The recent rejection by Dublin City councillors of proposals to build new homes at Oscar Traynor Road was a significant setback to efforts to tackle one of the biggest housing challenges this country has ever faced. Not only was the chance lost to get families off the housing list and allow for many more to buy their own home, but the decision would appear to have been made based on ideology and misunderstanding of the facts.
The reaction that followed the decision was sometimes scathing but often, unfortunately, favourable. Many welcomed the rejection of the building of private homes on the site, even though that housing would have added to the social mix of the locality and be delivered in tandem with social and affordable homes. Some observers on these pages went so far as to say that the decision would not even result in a delay in the provision of housing at the location, should the council executive simply decide to build.
This analysis is flawed.
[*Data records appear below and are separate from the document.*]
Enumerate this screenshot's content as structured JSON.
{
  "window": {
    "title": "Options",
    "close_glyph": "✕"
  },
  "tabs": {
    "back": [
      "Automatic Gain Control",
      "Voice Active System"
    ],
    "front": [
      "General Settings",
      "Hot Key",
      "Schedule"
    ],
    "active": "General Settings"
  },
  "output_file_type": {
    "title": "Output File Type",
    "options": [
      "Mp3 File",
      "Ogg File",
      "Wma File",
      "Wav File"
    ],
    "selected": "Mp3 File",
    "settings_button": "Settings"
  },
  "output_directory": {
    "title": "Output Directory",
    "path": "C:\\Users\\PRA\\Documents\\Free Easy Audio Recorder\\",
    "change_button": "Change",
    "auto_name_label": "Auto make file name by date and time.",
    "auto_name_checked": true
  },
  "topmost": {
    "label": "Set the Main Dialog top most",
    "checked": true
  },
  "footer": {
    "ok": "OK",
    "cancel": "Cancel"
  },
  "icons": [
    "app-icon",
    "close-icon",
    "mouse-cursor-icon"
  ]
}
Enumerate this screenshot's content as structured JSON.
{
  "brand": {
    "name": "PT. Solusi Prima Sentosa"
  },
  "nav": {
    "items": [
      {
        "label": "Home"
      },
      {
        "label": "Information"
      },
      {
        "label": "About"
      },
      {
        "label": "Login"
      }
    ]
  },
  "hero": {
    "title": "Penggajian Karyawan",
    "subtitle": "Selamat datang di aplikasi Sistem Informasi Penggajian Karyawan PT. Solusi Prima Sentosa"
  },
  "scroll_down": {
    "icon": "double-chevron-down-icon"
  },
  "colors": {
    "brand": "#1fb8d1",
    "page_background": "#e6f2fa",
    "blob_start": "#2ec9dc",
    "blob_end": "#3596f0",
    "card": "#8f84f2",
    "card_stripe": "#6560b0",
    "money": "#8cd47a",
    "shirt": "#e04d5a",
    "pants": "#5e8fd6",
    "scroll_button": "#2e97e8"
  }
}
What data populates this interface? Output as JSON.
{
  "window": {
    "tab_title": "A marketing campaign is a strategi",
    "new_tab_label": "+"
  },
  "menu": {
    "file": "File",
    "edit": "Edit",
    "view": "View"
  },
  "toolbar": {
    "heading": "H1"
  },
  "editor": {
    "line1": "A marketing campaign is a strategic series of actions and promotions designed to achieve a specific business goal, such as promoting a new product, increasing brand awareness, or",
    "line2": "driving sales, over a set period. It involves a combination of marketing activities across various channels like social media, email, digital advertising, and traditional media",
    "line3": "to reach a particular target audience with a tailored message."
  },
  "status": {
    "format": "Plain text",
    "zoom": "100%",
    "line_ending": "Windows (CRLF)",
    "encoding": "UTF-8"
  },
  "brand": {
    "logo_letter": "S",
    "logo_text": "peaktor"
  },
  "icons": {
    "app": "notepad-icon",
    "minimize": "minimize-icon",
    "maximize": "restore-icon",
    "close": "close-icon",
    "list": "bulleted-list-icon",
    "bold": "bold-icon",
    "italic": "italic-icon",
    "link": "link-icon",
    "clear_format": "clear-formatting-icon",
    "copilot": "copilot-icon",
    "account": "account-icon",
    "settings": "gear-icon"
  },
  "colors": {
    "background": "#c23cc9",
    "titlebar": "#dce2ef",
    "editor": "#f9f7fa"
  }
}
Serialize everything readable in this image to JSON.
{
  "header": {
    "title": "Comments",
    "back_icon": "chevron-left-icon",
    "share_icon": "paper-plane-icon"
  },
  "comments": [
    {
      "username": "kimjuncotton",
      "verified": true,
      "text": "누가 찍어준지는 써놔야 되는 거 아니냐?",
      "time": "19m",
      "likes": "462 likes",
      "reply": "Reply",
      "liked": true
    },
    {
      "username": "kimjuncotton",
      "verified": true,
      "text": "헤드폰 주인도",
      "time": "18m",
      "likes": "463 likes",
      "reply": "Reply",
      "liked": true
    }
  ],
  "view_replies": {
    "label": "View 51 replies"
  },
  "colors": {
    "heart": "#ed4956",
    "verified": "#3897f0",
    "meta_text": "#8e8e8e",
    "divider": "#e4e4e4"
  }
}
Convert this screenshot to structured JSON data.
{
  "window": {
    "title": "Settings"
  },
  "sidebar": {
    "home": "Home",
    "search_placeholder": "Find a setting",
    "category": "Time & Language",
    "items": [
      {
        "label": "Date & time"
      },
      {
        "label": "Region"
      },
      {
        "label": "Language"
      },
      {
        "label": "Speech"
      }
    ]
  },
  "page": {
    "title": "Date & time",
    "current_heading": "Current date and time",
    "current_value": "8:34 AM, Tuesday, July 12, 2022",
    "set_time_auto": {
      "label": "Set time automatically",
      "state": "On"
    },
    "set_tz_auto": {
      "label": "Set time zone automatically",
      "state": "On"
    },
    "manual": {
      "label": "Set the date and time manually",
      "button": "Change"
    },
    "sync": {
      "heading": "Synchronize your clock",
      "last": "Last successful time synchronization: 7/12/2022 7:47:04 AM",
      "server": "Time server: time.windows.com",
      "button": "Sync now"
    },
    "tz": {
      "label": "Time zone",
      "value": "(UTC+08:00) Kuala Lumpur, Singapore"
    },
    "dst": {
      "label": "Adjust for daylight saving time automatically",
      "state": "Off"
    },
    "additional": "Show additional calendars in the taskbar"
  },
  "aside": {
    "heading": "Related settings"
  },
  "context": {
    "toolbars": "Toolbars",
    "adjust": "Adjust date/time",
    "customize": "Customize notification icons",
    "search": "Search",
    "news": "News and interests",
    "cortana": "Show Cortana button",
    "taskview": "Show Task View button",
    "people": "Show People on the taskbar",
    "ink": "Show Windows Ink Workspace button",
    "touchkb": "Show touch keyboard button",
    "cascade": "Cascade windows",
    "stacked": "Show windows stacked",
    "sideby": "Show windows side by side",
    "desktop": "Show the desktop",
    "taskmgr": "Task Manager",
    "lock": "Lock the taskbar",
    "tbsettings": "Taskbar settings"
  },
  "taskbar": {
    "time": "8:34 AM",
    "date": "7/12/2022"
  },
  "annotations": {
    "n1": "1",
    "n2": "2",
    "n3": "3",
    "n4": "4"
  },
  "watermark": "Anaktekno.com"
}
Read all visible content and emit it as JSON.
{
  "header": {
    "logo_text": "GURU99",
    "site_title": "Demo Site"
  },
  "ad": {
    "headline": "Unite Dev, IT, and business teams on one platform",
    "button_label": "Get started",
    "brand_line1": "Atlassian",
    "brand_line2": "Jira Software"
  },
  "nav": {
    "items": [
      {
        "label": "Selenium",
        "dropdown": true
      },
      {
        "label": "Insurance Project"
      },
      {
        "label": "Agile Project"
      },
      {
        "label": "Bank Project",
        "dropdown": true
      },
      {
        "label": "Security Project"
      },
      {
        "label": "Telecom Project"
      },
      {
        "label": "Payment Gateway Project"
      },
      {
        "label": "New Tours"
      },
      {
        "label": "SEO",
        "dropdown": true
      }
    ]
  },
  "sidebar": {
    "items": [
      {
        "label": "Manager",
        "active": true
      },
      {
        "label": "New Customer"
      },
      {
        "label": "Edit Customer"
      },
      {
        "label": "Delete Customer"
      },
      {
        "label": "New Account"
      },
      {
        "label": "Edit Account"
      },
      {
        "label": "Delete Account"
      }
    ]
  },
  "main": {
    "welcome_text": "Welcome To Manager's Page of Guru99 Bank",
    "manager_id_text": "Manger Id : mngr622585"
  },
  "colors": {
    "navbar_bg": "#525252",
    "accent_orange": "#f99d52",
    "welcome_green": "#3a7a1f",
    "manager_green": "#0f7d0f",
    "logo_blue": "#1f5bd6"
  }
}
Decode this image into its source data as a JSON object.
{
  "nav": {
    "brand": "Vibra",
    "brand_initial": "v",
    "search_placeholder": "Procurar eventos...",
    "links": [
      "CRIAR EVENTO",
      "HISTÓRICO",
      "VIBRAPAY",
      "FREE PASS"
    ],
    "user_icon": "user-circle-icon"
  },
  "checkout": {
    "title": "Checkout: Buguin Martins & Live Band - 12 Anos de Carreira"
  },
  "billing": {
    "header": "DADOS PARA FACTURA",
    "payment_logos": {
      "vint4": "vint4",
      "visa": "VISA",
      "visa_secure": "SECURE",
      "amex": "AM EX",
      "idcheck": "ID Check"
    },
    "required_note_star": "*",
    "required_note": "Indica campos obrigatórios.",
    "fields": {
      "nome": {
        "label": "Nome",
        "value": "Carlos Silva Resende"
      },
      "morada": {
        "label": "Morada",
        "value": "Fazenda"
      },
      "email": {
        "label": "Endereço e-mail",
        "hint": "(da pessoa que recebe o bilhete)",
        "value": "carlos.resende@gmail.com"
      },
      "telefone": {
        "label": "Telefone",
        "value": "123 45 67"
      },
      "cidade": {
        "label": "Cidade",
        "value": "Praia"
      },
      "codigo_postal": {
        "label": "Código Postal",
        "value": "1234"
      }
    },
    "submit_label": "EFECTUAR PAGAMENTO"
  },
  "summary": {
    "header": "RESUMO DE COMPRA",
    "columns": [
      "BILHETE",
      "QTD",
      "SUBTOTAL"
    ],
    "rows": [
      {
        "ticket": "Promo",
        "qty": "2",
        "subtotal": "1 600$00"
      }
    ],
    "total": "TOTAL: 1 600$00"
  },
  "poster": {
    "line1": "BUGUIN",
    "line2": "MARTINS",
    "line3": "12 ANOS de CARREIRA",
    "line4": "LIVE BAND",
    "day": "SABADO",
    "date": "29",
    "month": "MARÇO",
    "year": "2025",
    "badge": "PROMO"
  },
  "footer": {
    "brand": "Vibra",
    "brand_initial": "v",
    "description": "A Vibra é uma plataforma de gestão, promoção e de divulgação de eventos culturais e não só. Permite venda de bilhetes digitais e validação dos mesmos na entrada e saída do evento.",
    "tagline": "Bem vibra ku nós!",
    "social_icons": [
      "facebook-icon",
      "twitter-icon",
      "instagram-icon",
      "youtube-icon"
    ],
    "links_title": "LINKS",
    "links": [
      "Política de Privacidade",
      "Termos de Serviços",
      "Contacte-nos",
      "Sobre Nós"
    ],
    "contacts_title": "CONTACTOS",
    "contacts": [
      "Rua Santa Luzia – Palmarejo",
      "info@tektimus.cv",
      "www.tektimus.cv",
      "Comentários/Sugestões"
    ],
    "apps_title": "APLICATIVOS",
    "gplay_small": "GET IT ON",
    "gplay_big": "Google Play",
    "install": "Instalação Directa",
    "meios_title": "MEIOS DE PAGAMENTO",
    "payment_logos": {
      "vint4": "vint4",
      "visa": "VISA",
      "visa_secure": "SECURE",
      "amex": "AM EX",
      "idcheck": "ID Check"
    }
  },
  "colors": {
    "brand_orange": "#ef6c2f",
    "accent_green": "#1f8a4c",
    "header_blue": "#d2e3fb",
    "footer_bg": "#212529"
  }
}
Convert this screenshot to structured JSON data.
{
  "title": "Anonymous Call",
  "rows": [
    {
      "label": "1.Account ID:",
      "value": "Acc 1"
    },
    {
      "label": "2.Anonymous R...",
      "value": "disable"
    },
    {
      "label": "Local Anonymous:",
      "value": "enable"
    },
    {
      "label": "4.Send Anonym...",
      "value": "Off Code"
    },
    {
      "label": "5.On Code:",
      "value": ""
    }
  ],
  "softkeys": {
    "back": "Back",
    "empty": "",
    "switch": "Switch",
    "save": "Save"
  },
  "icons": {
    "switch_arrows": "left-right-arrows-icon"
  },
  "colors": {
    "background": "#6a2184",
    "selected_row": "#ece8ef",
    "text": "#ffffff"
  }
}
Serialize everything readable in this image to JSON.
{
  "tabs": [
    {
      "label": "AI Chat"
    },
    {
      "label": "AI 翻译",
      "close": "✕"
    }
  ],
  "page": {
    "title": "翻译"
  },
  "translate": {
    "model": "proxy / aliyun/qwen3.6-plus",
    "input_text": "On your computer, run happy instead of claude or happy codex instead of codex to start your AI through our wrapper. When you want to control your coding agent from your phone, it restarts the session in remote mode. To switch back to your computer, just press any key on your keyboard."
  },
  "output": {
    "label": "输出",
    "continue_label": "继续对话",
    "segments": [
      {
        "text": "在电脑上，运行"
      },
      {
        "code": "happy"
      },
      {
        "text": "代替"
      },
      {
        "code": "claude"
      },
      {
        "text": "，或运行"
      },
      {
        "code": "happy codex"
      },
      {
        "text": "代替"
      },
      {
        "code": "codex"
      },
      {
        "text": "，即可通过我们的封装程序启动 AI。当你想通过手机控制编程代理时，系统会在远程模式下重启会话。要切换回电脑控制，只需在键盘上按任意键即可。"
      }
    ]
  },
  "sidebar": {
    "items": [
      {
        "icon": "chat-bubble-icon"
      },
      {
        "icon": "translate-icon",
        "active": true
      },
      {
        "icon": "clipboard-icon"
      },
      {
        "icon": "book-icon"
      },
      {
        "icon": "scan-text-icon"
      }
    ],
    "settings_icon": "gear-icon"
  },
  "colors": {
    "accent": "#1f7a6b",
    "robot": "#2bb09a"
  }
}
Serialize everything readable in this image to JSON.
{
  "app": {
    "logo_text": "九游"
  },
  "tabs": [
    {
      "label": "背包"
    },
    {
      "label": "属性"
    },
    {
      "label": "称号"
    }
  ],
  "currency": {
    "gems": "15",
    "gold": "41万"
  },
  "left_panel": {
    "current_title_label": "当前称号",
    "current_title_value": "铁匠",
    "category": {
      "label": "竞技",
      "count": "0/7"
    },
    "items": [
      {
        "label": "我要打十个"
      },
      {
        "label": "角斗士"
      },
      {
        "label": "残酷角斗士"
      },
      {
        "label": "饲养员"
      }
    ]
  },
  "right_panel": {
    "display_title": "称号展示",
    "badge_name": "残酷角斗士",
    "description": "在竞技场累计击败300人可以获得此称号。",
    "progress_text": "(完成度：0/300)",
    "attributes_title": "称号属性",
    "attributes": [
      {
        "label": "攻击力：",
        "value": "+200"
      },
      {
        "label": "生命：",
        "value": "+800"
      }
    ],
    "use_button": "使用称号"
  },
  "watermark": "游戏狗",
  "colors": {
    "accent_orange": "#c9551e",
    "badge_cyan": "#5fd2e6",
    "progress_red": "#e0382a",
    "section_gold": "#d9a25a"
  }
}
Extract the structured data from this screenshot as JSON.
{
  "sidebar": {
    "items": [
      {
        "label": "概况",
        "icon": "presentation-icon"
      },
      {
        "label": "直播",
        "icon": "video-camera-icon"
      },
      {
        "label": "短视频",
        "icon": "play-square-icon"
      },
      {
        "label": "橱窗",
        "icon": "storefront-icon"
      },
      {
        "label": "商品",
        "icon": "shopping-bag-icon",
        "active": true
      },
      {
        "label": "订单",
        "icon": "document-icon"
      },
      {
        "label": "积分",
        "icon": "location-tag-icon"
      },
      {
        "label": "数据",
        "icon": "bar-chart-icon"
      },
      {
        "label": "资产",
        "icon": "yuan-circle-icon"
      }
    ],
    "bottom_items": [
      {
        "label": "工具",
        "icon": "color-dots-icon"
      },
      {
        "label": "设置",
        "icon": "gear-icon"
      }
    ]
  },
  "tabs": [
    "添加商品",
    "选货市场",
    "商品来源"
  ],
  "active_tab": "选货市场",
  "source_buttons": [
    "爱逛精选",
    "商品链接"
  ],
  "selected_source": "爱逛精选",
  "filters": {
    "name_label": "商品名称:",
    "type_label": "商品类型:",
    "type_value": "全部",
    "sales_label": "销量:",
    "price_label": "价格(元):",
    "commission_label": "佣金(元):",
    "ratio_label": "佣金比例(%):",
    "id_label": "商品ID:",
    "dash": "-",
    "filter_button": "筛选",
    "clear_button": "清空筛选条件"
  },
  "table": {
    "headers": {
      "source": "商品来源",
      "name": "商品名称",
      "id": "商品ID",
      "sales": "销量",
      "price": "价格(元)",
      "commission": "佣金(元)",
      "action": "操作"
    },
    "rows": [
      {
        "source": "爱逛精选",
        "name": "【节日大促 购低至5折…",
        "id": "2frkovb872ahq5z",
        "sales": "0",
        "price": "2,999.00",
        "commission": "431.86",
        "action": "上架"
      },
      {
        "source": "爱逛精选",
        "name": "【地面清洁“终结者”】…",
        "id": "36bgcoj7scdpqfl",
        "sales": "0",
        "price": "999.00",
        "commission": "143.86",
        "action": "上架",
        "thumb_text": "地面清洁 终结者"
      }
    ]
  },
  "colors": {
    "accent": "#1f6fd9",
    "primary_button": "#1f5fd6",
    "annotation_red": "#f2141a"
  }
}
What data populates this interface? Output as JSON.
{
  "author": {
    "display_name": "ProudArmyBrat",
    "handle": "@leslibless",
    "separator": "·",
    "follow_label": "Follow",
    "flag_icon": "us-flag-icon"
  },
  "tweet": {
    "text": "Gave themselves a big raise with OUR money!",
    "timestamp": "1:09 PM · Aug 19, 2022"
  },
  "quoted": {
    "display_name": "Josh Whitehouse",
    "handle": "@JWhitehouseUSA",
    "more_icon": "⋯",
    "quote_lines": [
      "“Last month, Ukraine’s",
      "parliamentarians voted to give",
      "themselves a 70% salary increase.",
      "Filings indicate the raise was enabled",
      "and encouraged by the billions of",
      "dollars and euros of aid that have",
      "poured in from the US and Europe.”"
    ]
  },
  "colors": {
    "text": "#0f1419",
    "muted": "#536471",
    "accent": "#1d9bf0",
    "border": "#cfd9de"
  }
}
So too is much of the commentary on the recent report by the Irish Government Economic Evaluation Service (IGEES), which examined the State's social housing build programme and which many have used to justify their view that it is cheaper for local authorities to directly build social housing rather than relying on the private sector to do so within their own developments.
IGEES itself admits in its analysis that it has arrived at the comparative cost for public sector direct builds despite a dearth of data and that it “can often be the case that the data is not recorded completely or accurately”. The report also notes that “data from the six local authorities under review . . . included incomplete data entries”, that the six case studies were based on incomplete data and that “paper-based” processes make it difficult to arrive at a complete record of social housing delivery costs.
Neither does the IGEES report use comparable public and private models of housing delivery upon which to make an analysis. Higher density and higher cost “regeneration projects” are omitted from the public numbers but included in the average private sector projects.
Even with its flawed approach, IGEES suggests a directly-built local authority house will cost €230,000, while one built by the private sector and ready to have a family move in comes in at a cost €258,000. On the assumption that the €230,000 cost includes VAT - which is not clear- the difference of €28,000 includes the costs of land and finance for the developer. As the State excluded more complex projects, it may well be that if they were included there would be no cost differential at all or that the private sector could deliver homes more cost effectively.
No wonder the analysis comes with the caveat that “the views presented in this paper do not represent the official views of the Department or Minister for Public Expenditure & Reform”.
‘Just not on’
No wonder, either, that Brendan Kenny, Dublin City Council's Head of Housing went on Newstalk radio last month "to dispel the notion that Dublin City Council, and local authorities, can build cheaper than other ways", saying that "the idea that direct build by the local authority is cheaper, it's just not on". And that the suggestion of it being cheaper for a local authority to build "is just not true".
More recently, Kieron Brennan, chief executive of Co-operative Housing Ireland CHI) is reported in this paper as saying that the acquisition of so-called turn-key properties bought directly from private developers for social housing tenants is key to solving the State's housing crisis, adding that there was no way the Government's 50,000 target could be met without the acquisition of turn-key housing and that the public versus private argument was misplaced.
On December 1st, the Minister for Housing Daragh O'Brien provided some additional insights in an answer to Richard Bruton in the Dáil. It noted that in Dublin City and Fingal, since January 2019, the cost of a direct build has been €382,000, while the cost of a "turnkey" has been €373,000.
What we need is a strong and expanded State-backed direct build programme to complement private sector delivery
It seems that some of those who opine on the state of the housing market will clutch at straws to prove that the State can deliver housing much more cheaply than the private sector, with the secondary argument that the price of land is the root of all problems being often deployed to buttress their case.
Neither of these assertions is true. All such arguments do is distract from the real answers, leading to the cancellation of plans to deliver homes at Oscar Traynor Road and elsewhere.
Given the seriousness of the housing crisis, we need to forego ideology and promote realistic solutions that will drive delivery. What we need is a strong and expanded State-backed direct build programme to complement private sector delivery, given that the evidence emerging and supported by data, points to the private sector as a cost efficient and significant partner for the State in realising their ambitious social and affordable housing objectives.
With household sizes falling, and the need for more compact cities to meet the challenges of climate change, that means delivering the right type and size of housing. Even the IGEES report notes “oversupply of larger units, which do not match the social housing need should be avoided, which may necessitate increased . . . construction of smaller units on public land”.
In this context, the report notes - astonishingly - that only 9 per cent of local authority units built - that it examined - were for single people despite the majority of the local authority housing lists being made up of single people.
It also means recognising that most people aspire to own their own homes and then taking the requisite measures to make that a reality. This means examining shared equity and shared ownership models that have been successful in other countries that faced similar challenges to ours.
The delivery of privately owned, rented and local authority homes by the private sector is a feature of every functioning housing market in the world. The evidence shows that in Ireland, as elsewhere, this can be done efficiently and at a cost that is not out of line with the direct build of those homes by local authorities.
It is imperative that we recognise these facts and get building.
Pat Farrell, chief executive of Irish Institutional Property